(Extracted data entries)
- - - - - - -

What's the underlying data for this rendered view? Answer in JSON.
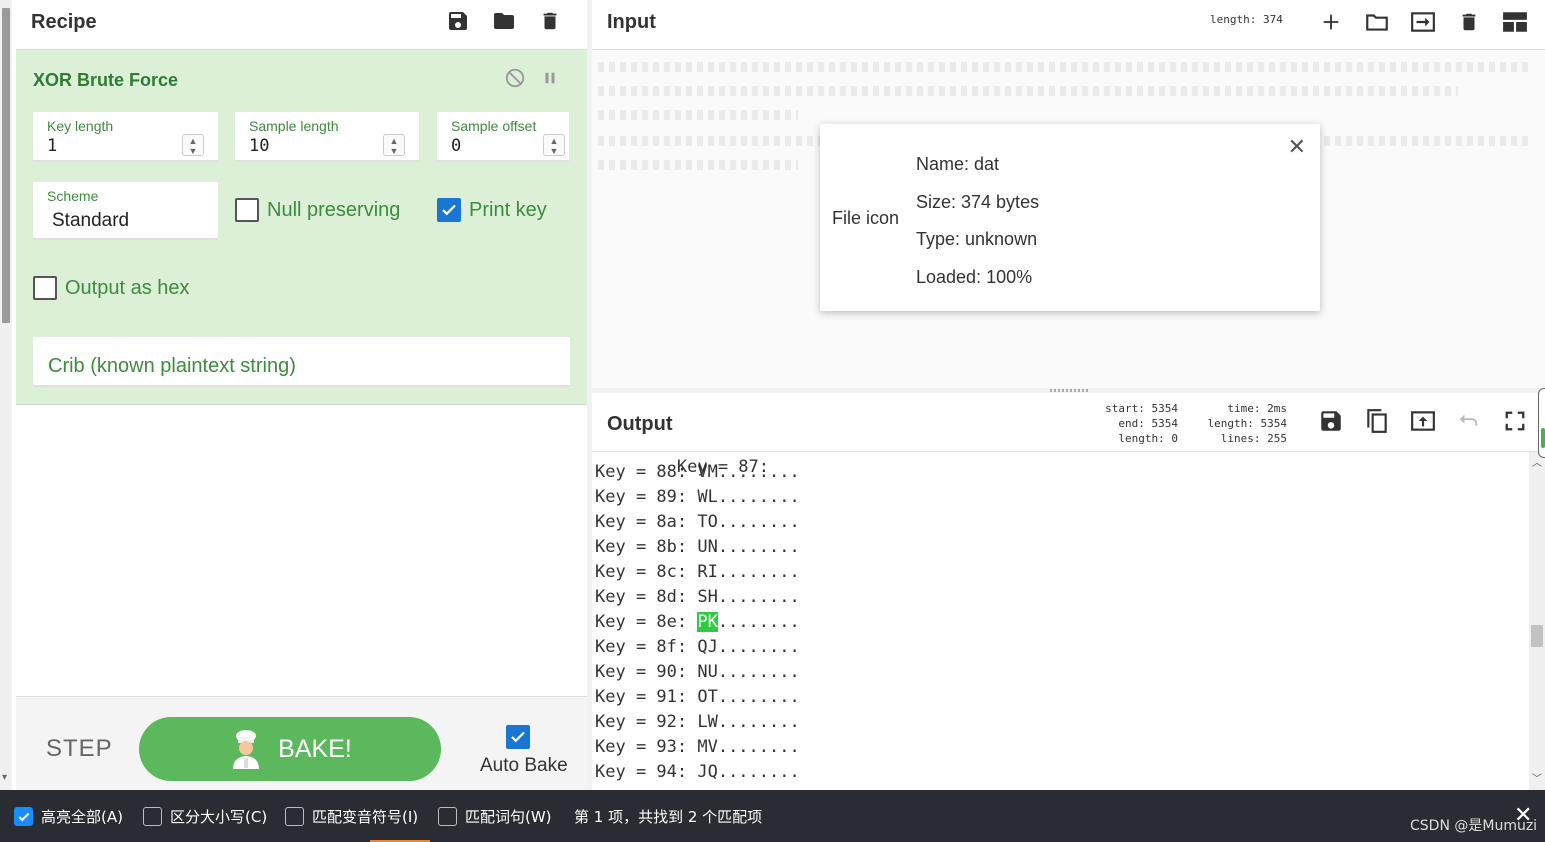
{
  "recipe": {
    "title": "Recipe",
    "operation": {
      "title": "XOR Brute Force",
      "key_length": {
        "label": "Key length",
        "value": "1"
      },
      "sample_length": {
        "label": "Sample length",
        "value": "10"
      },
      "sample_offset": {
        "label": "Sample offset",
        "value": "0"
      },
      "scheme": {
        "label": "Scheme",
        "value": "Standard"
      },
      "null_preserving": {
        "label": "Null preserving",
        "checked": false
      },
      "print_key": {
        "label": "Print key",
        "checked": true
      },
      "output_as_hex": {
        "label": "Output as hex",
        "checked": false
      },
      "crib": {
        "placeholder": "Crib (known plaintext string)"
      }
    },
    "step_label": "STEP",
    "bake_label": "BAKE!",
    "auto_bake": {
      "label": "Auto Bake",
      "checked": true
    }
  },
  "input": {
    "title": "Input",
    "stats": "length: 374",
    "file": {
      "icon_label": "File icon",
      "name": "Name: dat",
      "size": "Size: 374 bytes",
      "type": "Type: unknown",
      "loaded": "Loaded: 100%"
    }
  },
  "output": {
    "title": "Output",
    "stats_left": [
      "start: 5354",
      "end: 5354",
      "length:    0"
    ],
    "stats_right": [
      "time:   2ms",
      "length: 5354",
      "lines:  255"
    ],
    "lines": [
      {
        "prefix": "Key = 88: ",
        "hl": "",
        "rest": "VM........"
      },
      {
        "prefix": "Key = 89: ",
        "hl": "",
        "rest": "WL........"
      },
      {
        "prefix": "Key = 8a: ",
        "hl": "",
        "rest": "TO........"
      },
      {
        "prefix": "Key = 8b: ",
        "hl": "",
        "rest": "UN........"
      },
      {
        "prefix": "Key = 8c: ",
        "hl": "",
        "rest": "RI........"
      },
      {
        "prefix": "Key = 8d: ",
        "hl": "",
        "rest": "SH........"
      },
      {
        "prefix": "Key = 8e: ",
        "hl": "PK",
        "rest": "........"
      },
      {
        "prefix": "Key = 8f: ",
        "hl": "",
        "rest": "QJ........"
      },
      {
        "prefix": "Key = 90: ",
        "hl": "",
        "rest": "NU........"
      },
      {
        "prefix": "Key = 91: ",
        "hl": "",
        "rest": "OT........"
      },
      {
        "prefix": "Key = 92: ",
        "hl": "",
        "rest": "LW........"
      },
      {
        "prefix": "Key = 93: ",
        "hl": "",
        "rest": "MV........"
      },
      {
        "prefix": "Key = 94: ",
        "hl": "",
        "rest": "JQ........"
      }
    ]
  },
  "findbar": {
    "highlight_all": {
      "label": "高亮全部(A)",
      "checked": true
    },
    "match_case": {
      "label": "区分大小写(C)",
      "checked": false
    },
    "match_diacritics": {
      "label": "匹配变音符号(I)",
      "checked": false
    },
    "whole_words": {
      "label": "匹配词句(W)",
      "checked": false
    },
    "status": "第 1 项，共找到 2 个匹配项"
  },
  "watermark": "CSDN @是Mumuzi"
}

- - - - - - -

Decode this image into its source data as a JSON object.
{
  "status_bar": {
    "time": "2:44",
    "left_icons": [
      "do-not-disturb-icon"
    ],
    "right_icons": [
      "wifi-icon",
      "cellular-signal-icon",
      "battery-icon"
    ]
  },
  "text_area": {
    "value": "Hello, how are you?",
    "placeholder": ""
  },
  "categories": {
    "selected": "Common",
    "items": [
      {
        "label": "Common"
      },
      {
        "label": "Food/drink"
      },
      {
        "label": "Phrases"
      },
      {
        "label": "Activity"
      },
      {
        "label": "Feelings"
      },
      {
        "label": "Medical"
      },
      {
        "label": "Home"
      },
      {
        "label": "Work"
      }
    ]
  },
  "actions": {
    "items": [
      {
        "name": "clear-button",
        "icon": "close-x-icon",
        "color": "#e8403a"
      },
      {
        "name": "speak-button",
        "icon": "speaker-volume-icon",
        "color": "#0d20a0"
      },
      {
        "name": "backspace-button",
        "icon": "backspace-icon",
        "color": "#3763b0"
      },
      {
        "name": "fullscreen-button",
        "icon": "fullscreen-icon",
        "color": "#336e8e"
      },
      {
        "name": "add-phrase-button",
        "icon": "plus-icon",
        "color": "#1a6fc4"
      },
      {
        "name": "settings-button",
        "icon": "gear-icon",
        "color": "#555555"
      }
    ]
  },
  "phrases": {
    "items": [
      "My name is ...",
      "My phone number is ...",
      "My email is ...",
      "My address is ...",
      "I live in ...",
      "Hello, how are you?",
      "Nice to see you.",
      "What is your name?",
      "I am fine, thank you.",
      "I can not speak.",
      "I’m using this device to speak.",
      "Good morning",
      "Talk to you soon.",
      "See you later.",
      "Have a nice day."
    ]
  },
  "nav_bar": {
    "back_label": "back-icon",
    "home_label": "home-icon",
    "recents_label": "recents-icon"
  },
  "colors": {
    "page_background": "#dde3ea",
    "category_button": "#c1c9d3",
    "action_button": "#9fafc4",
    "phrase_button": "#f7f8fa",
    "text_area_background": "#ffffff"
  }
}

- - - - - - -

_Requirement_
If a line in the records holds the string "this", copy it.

_Exercise result_
What's the underlying data for this rendered view? Answer in JSON.
Decode this image into its source data as a JSON object.
      "I’m using this device to speak.",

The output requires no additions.